(How to complete this task): Give again, exactly, every line of the entries below from the one that has "Output a JSON" to the last.

*** Records provided Section Begins ***

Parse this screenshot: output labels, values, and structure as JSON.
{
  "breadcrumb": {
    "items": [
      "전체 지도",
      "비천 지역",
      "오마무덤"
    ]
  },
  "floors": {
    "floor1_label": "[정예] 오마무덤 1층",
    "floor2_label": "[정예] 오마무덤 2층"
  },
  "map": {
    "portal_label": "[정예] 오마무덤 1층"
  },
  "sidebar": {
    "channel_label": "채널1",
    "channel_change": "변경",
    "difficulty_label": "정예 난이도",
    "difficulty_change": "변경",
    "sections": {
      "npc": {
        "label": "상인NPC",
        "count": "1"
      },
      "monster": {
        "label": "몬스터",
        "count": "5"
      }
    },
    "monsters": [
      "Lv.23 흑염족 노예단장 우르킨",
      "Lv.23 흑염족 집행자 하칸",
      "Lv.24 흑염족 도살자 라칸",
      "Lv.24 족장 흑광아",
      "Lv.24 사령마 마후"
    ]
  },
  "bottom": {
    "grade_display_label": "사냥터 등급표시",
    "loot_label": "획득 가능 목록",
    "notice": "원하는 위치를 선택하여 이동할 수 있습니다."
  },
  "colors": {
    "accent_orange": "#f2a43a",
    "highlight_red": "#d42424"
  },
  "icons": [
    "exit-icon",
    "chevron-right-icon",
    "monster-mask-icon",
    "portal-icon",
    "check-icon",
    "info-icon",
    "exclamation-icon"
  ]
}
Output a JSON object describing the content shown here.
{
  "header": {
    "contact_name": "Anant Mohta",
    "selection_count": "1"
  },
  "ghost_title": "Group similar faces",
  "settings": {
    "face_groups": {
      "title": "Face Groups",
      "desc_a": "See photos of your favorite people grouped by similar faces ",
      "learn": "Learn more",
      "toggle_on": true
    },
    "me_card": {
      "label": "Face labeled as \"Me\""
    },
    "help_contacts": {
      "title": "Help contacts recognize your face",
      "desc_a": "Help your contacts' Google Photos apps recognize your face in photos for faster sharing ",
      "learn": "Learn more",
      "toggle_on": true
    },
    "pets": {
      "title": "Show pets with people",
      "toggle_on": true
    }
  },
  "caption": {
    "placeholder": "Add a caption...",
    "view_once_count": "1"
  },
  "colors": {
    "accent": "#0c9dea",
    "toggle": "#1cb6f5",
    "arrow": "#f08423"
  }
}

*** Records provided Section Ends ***

(Written answer):
Output a JSON object describing the content shown here.
{
  "header": {
    "contact_name": "Anant Mohta",
    "selection_count": "1"
  },
  "ghost_title": "Group similar faces",
  "settings": {
    "face_groups": {
      "title": "Face Groups",
      "desc_a": "See photos of your favorite people grouped by similar faces ",
      "learn": "Learn more",
      "toggle_on": true
    },
    "me_card": {
      "label": "Face labeled as \"Me\""
    },
    "help_contacts": {
      "title": "Help contacts recognize your face",
      "desc_a": "Help your contacts' Google Photos apps recognize your face in photos for faster sharing ",
      "learn": "Learn more",
      "toggle_on": true
    },
    "pets": {
      "title": "Show pets with people",
      "toggle_on": true
    }
  },
  "caption": {
    "placeholder": "Add a caption...",
    "view_once_count": "1"
  },
  "colors": {
    "accent": "#0c9dea",
    "toggle": "#1cb6f5",
    "arrow": "#f08423"
  }
}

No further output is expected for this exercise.